Woman in White
A folk tale with many variations. The most famous is a Mexican story about La Llorona – the Sobbing Woman.
The story takes place long ago when a beautiful Indian princess, Don a Luisa de Loveros, fell in love with a handsome Mexican nobleman named Don Nuna de Montesclaros. The princess loved the nobleman deeply and had two children by him, but Montesclaros refused to marry her. When he finally deserted her and married another woman, Dona Luisa went mad with rage and stabbed her two children. Authorities found her wandering the street, sobbing, her clothes covered in blood. She was charged with infanticide and sent to the gallows.Ever since, it is said, the ghost of La Llorona walks the country at night in her bloody dress, crying out for her murdered children. If she finds any child, she's likely to carry it away with her to the nether regions, where her own spirit dwells.
The Woman in White in "Supernatural"
Apparently, John encountered and took out a Woman in White outside Durant, Oklahoma in 1991. John was of the belief that a Woman in White was the same kind of spirit that the Irish know as bean sidhe, or Banshee. BoM
Another story for a Woman in White is located near Dallas and known as the Ghost of White Rock Lake. The story goes that a driver picks up a hitchhiker in a soaking wet white dress by the side of the road, who either disappears when they pass a cemetery, or who gives an address leading to an abandoned house. BoM
For the pilot episode of Supernatural, the two versions of the Woman in White story were meshed together in the story of Constance Welch.

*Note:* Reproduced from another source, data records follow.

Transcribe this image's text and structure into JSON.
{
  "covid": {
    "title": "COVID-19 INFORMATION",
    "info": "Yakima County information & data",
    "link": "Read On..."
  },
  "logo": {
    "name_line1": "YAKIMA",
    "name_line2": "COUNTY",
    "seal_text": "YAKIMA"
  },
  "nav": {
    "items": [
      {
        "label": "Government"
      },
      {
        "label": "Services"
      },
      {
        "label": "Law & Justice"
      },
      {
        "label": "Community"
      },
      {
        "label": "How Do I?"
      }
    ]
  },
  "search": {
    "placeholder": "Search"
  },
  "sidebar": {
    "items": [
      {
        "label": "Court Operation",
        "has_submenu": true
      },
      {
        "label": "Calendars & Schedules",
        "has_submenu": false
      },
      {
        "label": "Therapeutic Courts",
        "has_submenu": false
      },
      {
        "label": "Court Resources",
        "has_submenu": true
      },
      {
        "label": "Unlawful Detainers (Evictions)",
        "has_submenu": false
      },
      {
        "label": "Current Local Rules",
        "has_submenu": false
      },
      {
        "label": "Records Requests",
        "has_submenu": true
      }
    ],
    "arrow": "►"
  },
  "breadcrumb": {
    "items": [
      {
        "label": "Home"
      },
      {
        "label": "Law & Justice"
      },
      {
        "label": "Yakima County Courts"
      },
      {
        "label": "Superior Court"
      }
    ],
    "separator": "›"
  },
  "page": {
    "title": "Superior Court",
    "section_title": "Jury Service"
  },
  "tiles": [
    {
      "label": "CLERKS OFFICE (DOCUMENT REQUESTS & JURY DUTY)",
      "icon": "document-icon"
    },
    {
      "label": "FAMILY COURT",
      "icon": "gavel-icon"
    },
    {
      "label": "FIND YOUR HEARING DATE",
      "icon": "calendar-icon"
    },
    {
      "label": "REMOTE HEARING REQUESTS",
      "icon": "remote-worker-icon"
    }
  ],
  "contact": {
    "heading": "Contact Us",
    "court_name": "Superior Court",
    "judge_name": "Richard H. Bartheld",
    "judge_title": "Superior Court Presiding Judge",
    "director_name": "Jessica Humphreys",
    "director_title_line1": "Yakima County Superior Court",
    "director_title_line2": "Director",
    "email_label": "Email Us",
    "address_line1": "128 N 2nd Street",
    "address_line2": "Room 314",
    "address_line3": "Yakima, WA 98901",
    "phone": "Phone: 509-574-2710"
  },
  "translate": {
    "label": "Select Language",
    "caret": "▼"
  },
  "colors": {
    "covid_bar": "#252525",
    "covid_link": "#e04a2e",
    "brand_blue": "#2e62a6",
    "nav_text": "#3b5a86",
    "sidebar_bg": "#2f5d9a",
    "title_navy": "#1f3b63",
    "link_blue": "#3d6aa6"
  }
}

Furthermore, the Constance Welch story draws on the theme of unfaithfulness (or sexual activity), which usually, in teen horror flicks dooms the protagonist to die an untimely death.